Create an infographic by using a free infographic template from Canva.com. (example attached)
Infographic: Define a specific, non-technical audience and purpose. Must use atleast 2 data sets, include one original chart, table, or graph, and oneoriginal graphic. Include a full description of the content and a bibliographyof sources.Topic: Importance of E-commerce in BusinessAudience: The target audience of the infographic is small and large business owners interested in venturing into e-commerce platforms to manage their sales and customer relationship management.How you do itThis is what you need to do to complete thisassignment:Step 1: Find accurate dataWork with data connected to our course theme.You are required to work with statistical data that is accurate and substantive(not trivial statistics such as types of snacks consumed during the SuperBowl).You can start by exploring the links to datasets in the Resources folder on the course menu.
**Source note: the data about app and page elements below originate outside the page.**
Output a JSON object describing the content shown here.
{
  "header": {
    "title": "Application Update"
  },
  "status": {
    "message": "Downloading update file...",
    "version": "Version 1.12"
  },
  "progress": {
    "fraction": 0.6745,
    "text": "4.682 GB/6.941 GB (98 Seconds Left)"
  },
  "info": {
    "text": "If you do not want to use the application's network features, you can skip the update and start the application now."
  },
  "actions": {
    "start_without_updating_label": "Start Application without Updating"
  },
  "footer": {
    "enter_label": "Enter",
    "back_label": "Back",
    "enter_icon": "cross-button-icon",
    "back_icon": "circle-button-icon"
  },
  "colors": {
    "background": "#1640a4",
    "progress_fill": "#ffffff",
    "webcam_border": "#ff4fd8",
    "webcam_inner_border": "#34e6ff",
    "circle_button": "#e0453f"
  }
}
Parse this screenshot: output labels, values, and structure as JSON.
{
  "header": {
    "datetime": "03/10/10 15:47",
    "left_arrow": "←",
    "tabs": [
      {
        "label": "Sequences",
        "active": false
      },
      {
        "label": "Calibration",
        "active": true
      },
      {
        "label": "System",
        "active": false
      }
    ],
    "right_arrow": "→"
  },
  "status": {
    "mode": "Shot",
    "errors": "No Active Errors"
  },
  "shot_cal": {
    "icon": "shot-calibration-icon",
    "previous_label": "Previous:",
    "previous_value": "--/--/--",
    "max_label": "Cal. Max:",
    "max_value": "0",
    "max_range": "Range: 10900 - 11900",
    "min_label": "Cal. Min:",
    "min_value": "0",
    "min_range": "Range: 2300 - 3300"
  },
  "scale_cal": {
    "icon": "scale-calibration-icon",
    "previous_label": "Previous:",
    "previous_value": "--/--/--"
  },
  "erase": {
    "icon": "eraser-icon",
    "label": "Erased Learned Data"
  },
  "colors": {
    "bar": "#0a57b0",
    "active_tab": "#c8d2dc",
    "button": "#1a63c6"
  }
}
One way to find substantivedata sets is to do a search using the terms “data visualization contest.” Thesecontests provide data and often have a specific focus. You might try alsosearching for contests based on terms related to topics in our course theme.Another great place to find data sets is to look at academic/scholarly articlesfrom your field or to articles in quality newspapers and magazines that aresummarizing research or developments on a particular issue; you can usuallyfollow links in those sorts of articles back to the original source data.Remember, the infographics that successfullytell a story come from more than ONE data set. They synthesize data from avariety of sources. Therefore, you must use at leasttwo data sets.Step 2: Explore the dataYou may have a story in mind that you want totell. If not, you may want to explore data to extract a story. Look forpatterns or trends, differences, similarities, cause/effect relationships etc.Another way to explore the data is tointerrogate it by asking questions. For example, if you were working on aninfographic about climate change, you might ask a data set covering the numbersof tornadoes by year, “how many tornadoes occurred in 2013 compared to otheryears.”Step 3: Analyze the writing situationOnce you have an idea for the story you wantto tell, you will want to analyze your rhetorical situation and identify thenon-technical audience for your infographic. It is important to analyze youraudience’s level of interest in the topic. You may be telling a story thatwould be of interest to many people or the story may be of interest to anarrower group. Gauging that level of interest includes identifying what is atstake in the visual you present to this audience.Step 4: Create your infographicAs the blog Visual News points out, thebest infographics are created when a story comes first. In a completed piece,every data point, piece of copy, and design element should support the story.Keep the following goals in mind when designing your infographic.● Engage the reader with an interesting title and subtitles● Provide context for the data● Guide the reader through the graphic in a logical flow● Highlight notable findings/insights in the information● Provide a sound conclusionTip: Sketch the infographic elements on a plain piece of paper (or othermeans) before trying to actually create it.Step 5: Include a separate “description” of the contents and cite allsources usedAn endnote citation is the least intrusive wayto cite sources. (See DisabilityImpacts Us All as a model.)When creating your infographic, apply what youwill learn in this section of the course about the principles of effectivedesign and rhetorical appeals.